Excerpts from an interface dataset
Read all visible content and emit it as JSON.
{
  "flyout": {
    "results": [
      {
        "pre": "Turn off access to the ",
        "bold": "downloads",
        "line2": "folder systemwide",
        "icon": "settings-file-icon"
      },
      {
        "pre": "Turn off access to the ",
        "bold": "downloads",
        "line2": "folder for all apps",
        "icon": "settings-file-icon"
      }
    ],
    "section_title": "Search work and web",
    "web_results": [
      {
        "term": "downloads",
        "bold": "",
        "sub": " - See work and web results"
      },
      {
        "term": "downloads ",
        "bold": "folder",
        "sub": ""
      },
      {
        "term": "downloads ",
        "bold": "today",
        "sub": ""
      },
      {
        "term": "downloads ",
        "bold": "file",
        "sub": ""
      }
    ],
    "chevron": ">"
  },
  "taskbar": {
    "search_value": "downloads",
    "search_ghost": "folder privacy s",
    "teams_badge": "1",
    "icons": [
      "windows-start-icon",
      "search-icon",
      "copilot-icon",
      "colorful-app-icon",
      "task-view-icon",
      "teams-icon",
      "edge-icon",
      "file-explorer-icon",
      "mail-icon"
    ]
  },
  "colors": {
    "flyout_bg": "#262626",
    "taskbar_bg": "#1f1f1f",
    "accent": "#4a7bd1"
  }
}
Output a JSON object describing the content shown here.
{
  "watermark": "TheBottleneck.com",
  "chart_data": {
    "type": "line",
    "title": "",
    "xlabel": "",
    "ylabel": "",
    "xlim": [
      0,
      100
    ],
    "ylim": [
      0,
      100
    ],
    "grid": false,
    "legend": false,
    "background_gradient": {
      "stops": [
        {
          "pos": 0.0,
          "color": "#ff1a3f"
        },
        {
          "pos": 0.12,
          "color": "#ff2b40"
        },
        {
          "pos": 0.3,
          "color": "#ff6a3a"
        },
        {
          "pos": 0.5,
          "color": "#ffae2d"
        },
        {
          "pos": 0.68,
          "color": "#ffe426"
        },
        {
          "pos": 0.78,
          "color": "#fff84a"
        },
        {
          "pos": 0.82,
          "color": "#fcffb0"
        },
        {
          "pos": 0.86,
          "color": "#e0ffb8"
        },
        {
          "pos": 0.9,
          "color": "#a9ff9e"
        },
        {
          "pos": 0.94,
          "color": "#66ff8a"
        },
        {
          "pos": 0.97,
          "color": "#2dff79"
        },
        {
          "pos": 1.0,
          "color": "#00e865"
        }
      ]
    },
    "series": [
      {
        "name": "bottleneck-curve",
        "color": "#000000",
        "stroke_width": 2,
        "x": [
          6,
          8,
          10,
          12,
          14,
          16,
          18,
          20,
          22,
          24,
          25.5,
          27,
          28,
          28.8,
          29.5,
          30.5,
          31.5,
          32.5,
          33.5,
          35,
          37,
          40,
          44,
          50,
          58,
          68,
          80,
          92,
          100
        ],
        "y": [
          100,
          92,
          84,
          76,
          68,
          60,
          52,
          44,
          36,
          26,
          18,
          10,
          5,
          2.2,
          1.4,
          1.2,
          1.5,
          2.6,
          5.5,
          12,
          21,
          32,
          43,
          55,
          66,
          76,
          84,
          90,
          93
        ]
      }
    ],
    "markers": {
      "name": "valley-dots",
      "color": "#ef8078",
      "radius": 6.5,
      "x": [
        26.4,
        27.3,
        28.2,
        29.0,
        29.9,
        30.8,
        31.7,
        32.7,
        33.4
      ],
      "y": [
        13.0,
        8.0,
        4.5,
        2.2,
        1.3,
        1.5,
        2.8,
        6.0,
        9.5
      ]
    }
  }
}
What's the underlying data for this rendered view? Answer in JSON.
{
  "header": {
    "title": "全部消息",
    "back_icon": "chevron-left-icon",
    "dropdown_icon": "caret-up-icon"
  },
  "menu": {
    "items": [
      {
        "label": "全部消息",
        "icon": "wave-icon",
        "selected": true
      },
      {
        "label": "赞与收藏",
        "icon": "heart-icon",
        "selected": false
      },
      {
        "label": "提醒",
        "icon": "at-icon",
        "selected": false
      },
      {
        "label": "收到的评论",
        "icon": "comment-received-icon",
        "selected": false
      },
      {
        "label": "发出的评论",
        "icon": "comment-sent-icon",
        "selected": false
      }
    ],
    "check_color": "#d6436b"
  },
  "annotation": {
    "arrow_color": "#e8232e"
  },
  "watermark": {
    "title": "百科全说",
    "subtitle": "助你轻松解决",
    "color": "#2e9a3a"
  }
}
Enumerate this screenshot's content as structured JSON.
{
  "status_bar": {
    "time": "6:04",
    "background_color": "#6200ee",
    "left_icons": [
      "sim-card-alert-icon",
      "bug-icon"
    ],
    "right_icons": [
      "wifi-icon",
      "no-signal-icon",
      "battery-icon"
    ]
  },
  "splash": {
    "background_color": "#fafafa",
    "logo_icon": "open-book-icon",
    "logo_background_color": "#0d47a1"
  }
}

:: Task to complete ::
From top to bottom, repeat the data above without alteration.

:: Output of the task ::
Read all visible content and emit it as JSON.
{
  "flyout": {
    "results": [
      {
        "pre": "Turn off access to the ",
        "bold": "downloads",
        "line2": "folder systemwide",
        "icon": "settings-file-icon"
      },
      {
        "pre": "Turn off access to the ",
        "bold": "downloads",
        "line2": "folder for all apps",
        "icon": "settings-file-icon"
      }
    ],
    "section_title": "Search work and web",
    "web_results": [
      {
        "term": "downloads",
        "bold": "",
        "sub": " - See work and web results"
      },
      {
        "term": "downloads ",
        "bold": "folder",
        "sub": ""
      },
      {
        "term": "downloads ",
        "bold": "today",
        "sub": ""
      },
      {
        "term": "downloads ",
        "bold": "file",
        "sub": ""
      }
    ],
    "chevron": ">"
  },
  "taskbar": {
    "search_value": "downloads",
    "search_ghost": "folder privacy s",
    "teams_badge": "1",
    "icons": [
      "windows-start-icon",
      "search-icon",
      "copilot-icon",
      "colorful-app-icon",
      "task-view-icon",
      "teams-icon",
      "edge-icon",
      "file-explorer-icon",
      "mail-icon"
    ]
  },
  "colors": {
    "flyout_bg": "#262626",
    "taskbar_bg": "#1f1f1f",
    "accent": "#4a7bd1"
  }
}
Output a JSON object describing the content shown here.
{
  "watermark": "TheBottleneck.com",
  "chart_data": {
    "type": "line",
    "title": "",
    "xlabel": "",
    "ylabel": "",
    "xlim": [
      0,
      100
    ],
    "ylim": [
      0,
      100
    ],
    "grid": false,
    "legend": false,
    "background_gradient": {
      "stops": [
        {
          "pos": 0.0,
          "color": "#ff1a3f"
        },
        {
          "pos": 0.12,
          "color": "#ff2b40"
        },
        {
          "pos": 0.3,
          "color": "#ff6a3a"
        },
        {
          "pos": 0.5,
          "color": "#ffae2d"
        },
        {
          "pos": 0.68,
          "color": "#ffe426"
        },
        {
          "pos": 0.78,
          "color": "#fff84a"
        },
        {
          "pos": 0.82,
          "color": "#fcffb0"
        },
        {
          "pos": 0.86,
          "color": "#e0ffb8"
        },
        {
          "pos": 0.9,
          "color": "#a9ff9e"
        },
        {
          "pos": 0.94,
          "color": "#66ff8a"
        },
        {
          "pos": 0.97,
          "color": "#2dff79"
        },
        {
          "pos": 1.0,
          "color": "#00e865"
        }
      ]
    },
    "series": [
      {
        "name": "bottleneck-curve",
        "color": "#000000",
        "stroke_width": 2,
        "x": [
          6,
          8,
          10,
          12,
          14,
          16,
          18,
          20,
          22,
          24,
          25.5,
          27,
          28,
          28.8,
          29.5,
          30.5,
          31.5,
          32.5,
          33.5,
          35,
          37,
          40,
          44,
          50,
          58,
          68,
          80,
          92,
          100
        ],
        "y": [
          100,
          92,
          84,
          76,
          68,
          60,
          52,
          44,
          36,
          26,
          18,
          10,
          5,
          2.2,
          1.4,
          1.2,
          1.5,
          2.6,
          5.5,
          12,
          21,
          32,
          43,
          55,
          66,
          76,
          84,
          90,
          93
        ]
      }
    ],
    "markers": {
      "name": "valley-dots",
      "color": "#ef8078",
      "radius": 6.5,
      "x": [
        26.4,
        27.3,
        28.2,
        29.0,
        29.9,
        30.8,
        31.7,
        32.7,
        33.4
      ],
      "y": [
        13.0,
        8.0,
        4.5,
        2.2,
        1.3,
        1.5,
        2.8,
        6.0,
        9.5
      ]
    }
  }
}
What's the underlying data for this rendered view? Answer in JSON.
{
  "header": {
    "title": "全部消息",
    "back_icon": "chevron-left-icon",
    "dropdown_icon": "caret-up-icon"
  },
  "menu": {
    "items": [
      {
        "label": "全部消息",
        "icon": "wave-icon",
        "selected": true
      },
      {
        "label": "赞与收藏",
        "icon": "heart-icon",
        "selected": false
      },
      {
        "label": "提醒",
        "icon": "at-icon",
        "selected": false
      },
      {
        "label": "收到的评论",
        "icon": "comment-received-icon",
        "selected": false
      },
      {
        "label": "发出的评论",
        "icon": "comment-sent-icon",
        "selected": false
      }
    ],
    "check_color": "#d6436b"
  },
  "annotation": {
    "arrow_color": "#e8232e"
  },
  "watermark": {
    "title": "百科全说",
    "subtitle": "助你轻松解决",
    "color": "#2e9a3a"
  }
}
Enumerate this screenshot's content as structured JSON.
{
  "status_bar": {
    "time": "6:04",
    "background_color": "#6200ee",
    "left_icons": [
      "sim-card-alert-icon",
      "bug-icon"
    ],
    "right_icons": [
      "wifi-icon",
      "no-signal-icon",
      "battery-icon"
    ]
  },
  "splash": {
    "background_color": "#fafafa",
    "logo_icon": "open-book-icon",
    "logo_background_color": "#0d47a1"
  }
}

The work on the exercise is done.